Start of Given records
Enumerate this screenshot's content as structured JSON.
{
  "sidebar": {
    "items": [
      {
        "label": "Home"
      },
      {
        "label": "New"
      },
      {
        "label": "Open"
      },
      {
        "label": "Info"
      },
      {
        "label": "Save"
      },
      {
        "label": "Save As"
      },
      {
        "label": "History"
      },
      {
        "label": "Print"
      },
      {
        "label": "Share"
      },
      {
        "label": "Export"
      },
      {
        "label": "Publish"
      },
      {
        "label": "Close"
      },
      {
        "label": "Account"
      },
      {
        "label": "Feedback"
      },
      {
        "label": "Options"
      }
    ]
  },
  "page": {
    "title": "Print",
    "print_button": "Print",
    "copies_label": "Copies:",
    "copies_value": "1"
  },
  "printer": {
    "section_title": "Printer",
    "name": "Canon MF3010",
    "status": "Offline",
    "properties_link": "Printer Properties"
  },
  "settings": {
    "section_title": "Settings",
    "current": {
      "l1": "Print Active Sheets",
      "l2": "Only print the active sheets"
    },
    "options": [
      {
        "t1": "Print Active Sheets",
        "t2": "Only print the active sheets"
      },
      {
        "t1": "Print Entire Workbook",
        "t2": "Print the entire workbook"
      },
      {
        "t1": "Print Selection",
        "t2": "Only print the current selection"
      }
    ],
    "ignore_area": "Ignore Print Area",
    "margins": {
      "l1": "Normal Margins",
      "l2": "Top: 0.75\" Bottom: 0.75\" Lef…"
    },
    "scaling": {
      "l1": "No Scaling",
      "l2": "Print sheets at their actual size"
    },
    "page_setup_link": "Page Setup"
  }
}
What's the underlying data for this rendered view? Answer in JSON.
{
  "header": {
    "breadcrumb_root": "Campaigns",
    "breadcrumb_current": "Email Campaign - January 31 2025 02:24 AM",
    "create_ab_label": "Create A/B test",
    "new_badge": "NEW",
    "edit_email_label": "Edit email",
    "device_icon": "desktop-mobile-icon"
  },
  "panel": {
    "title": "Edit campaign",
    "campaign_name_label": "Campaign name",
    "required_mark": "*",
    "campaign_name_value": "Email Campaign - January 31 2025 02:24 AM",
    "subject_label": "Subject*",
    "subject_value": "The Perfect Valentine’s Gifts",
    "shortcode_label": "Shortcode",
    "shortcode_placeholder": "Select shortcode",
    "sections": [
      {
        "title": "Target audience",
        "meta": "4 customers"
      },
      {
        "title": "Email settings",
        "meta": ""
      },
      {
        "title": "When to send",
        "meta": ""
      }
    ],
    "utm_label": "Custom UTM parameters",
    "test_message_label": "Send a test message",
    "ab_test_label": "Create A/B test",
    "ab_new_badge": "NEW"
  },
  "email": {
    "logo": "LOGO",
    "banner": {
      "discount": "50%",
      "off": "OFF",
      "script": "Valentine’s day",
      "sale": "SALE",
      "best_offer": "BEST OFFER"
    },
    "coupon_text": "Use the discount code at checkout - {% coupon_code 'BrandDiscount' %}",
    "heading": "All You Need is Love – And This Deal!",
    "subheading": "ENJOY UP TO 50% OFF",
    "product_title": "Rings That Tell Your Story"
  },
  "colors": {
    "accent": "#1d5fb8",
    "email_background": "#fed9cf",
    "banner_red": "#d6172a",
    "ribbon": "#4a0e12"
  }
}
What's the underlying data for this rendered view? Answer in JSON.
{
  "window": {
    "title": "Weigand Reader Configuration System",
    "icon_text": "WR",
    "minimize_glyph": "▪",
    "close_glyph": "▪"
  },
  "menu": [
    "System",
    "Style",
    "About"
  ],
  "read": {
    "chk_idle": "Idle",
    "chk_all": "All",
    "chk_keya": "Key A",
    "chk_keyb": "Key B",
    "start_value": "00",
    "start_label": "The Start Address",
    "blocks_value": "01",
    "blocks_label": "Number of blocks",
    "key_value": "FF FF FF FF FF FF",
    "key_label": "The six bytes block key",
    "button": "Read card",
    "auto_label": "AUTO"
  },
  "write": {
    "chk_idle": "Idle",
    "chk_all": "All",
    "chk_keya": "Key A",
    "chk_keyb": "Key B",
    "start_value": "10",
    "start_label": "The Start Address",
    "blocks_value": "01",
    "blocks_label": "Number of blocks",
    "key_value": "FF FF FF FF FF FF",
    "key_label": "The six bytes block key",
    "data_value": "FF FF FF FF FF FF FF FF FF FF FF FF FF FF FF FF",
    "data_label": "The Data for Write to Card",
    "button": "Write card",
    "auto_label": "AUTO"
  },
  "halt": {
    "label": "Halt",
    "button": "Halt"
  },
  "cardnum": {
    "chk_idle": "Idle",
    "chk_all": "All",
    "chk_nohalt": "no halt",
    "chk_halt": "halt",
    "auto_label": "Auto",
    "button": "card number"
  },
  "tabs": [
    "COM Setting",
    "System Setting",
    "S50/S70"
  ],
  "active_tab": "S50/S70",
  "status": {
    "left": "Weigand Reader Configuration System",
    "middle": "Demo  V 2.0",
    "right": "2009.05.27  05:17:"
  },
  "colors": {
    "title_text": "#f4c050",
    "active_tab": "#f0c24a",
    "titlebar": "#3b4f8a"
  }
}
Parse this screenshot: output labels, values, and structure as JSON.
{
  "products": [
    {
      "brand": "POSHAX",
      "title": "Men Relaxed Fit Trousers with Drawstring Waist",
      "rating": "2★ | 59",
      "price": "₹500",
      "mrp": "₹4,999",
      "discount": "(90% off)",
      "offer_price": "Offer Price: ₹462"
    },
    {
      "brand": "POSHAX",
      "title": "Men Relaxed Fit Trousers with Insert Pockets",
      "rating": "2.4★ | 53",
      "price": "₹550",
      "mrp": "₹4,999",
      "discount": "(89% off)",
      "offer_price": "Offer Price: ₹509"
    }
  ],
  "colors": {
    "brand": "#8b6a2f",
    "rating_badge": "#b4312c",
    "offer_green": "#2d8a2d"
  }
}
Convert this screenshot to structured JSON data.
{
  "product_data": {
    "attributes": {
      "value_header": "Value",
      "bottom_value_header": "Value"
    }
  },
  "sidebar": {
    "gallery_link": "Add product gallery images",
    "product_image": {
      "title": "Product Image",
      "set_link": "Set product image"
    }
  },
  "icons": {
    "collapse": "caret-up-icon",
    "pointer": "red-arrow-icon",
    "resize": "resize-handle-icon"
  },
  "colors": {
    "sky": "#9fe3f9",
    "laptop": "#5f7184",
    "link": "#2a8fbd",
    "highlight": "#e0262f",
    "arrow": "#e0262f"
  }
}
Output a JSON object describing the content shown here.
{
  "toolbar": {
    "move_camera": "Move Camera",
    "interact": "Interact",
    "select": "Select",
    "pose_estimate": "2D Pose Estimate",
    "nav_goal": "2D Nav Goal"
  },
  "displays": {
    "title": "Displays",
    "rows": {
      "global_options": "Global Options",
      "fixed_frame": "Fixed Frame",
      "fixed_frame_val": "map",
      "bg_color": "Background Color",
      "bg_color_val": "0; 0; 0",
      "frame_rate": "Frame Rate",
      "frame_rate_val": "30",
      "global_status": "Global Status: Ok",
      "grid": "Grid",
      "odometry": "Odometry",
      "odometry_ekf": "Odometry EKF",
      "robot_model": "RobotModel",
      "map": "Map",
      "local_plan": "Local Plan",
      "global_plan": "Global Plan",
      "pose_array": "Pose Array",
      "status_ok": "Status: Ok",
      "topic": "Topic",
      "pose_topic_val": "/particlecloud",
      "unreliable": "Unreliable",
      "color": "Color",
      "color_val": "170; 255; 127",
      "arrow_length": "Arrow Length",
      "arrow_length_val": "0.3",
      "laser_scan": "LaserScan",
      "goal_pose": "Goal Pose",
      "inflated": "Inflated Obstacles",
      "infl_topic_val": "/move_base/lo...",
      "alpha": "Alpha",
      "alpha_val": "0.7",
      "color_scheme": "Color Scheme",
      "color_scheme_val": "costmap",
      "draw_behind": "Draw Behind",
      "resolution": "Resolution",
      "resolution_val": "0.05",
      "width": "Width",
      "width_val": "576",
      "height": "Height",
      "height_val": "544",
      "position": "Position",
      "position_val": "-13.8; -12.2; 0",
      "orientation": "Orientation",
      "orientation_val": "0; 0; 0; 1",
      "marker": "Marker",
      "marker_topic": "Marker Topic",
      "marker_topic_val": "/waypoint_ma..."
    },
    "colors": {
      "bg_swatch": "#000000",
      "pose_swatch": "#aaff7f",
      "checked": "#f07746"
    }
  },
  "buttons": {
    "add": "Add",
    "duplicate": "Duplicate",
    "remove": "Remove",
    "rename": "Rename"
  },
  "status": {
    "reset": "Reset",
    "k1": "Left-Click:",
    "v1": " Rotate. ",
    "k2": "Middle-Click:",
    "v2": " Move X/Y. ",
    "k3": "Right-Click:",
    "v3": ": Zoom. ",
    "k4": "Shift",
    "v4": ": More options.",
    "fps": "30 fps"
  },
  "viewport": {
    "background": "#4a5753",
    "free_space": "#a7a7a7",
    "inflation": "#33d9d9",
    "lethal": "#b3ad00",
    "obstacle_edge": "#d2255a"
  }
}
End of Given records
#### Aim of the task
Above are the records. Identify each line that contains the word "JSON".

#### Task response
Enumerate this screenshot's content as structured JSON.
What's the underlying data for this rendered view? Answer in JSON.
What's the underlying data for this rendered view? Answer in JSON.
Parse this screenshot: output labels, values, and structure as JSON.
Convert this screenshot to structured JSON data.
Output a JSON object describing the content shown here.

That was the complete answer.